One closing example will demonstrate the corruption and prejudice of Buchanan's historical "method." He repeatedly argues that Churchill did not appreciate Hitler's deep-seated and respectful Anglophilia, and he continually blames the war on several missed opportunities to take the Führer's genially outstretched hand. Indeed, he approvingly quotes several academic sources who agree with him that Hitler invaded the Soviet Union only in order to change Britain's mind. Suppose that Buchanan is in fact correct about this. Could we have a better definition of derangement and megalomania than the case of a dictator who overrules his own generals and invades Russia in wintertime, mainly to impress the British House of Commons? (Incidentally, or rather not incidentally, it was precisely that hysterical aggression that curtain-raised the organized deportation and slaughter of the Jews. But it's fatuous to suppose that, without that occasion, the Nazis would not have found another one.)

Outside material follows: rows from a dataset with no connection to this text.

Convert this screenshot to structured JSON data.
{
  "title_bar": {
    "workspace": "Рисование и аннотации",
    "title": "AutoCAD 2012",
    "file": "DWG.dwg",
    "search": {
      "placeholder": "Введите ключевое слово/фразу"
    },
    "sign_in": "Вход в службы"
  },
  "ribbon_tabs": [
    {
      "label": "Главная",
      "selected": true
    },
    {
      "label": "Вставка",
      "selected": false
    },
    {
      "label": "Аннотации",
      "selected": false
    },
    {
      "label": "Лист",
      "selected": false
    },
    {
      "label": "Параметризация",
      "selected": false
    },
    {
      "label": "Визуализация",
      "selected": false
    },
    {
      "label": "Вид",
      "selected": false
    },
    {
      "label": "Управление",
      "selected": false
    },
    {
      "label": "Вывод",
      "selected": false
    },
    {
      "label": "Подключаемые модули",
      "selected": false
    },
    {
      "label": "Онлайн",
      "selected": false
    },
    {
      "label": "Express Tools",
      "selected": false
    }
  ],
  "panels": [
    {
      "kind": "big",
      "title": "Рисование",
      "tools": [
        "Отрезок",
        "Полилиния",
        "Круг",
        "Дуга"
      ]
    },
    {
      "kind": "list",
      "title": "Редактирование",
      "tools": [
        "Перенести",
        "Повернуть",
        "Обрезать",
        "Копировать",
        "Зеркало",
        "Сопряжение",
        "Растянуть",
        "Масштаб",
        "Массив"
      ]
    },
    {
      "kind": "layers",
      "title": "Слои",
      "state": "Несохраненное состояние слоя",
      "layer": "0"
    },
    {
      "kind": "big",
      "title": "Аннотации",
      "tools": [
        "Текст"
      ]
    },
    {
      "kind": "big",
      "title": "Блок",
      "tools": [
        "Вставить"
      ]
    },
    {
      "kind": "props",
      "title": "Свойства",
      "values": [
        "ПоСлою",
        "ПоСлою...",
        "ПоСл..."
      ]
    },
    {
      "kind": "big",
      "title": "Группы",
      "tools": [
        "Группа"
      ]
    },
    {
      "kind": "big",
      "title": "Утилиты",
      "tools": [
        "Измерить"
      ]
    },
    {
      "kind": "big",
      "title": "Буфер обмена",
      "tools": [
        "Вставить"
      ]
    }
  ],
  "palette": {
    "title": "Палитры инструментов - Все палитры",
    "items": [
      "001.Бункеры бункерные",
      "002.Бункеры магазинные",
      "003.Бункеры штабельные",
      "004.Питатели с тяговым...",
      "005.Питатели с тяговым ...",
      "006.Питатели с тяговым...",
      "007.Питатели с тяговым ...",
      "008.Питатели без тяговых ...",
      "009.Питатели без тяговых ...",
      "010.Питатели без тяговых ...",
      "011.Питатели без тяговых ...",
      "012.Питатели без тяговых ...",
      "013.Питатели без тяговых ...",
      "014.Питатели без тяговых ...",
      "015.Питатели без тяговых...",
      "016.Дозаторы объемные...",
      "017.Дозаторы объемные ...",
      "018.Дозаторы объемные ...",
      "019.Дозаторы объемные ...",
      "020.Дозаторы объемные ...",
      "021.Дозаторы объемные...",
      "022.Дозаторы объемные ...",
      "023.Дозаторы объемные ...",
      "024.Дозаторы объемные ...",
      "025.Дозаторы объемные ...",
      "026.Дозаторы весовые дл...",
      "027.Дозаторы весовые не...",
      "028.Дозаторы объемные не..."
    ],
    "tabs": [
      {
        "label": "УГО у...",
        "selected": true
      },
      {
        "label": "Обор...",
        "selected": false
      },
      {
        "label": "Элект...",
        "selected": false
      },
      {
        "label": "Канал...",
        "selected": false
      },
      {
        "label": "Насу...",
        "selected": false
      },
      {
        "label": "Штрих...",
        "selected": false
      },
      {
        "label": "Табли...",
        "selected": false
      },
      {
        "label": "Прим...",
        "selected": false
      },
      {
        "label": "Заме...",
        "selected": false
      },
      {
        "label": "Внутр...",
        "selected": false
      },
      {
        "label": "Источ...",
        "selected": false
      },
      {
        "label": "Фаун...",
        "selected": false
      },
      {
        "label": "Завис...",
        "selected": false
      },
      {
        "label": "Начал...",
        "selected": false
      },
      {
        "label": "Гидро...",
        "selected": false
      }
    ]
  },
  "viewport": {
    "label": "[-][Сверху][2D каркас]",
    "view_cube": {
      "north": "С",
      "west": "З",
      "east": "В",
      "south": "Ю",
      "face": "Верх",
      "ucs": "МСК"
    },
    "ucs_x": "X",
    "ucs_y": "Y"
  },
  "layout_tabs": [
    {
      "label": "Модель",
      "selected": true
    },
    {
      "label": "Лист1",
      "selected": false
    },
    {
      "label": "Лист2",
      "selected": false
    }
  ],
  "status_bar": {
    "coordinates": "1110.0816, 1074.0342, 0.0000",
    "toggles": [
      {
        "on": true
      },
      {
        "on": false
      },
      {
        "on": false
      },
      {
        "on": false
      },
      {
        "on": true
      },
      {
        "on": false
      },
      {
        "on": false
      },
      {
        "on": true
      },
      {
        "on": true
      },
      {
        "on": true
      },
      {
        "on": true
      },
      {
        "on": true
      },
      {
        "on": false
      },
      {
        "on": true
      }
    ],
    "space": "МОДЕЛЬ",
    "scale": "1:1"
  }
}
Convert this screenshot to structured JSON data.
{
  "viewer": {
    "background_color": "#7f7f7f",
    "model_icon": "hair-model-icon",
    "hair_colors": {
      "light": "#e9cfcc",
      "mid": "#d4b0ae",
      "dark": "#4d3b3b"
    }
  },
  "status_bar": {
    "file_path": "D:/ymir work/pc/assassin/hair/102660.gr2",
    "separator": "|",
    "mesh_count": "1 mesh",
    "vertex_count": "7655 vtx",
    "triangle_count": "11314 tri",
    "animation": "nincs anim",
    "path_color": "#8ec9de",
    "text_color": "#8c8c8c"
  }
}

It is of course true that millions of other people lost their lives in this conflict, often in unprecedentedly horrible ways, and that new tyrannies were imposed on the countries—Poland, Czechoslovakia and China most notably—that had been the pretexts for a war against fascism. But is this not to think in the short term? Unless or until Nazism had been vanquished, millions of people were most certainly going to be either massacred or enslaved in any case. Whereas today, all the way from Portugal to the Urals, the principle of human rights and popular sovereignty is at least the norm, and the ideas of racism and totalitarianism have been fairly conclusively and historically discredited. Would a frightened compromise with racist totalitarianism have produced a better result?

Winston Churchill may well have been on the wrong side about India, about the gold standard, about the rights of labor and many other things, and he may have had a lust for war, but we may also be grateful that there was one politician in the 1930s who found it intolerable even to breathe the same air, or share the same continent or planet, as the Nazis. (Buchanan of course makes plain that he rather sympathizes with Churchill about the colonies, and quarrels only with his "finest hour." This is grotesque.) As he closes his argument, Buchanan again refuses to disguise his allegiance. "Though derided as isolationists," he writes, "the America First patriots kept the United States out of the war until six months after Hitler had invaded Russia." If you know anything at all about what happened to the population of those territories in those six months, it is rather hard to be proud that America was neutral. But this is a price that Buchanan is quite willing to pay.

I myself have written several criticisms of the cult of Churchill, and of the uncritical way that it has been used to stifle or cudgel those with misgivings. ("Adlai," said John F. Kennedy of his outstanding U.N. ambassador during the Bay of Pigs crisis, "wanted a Munich.") Yet the more the record is scrutinized and re-examined, the more creditable it seems that at least two Western statesmen, for widely different reasons, regarded coexistence with Nazism as undesirable as well as impossible. History may judge whether the undesirability or the impossibility was the more salient objection, but any attempt to separate the two considerations is likely to result in a book that stinks, as this one unmistakably does.

Join the Discussion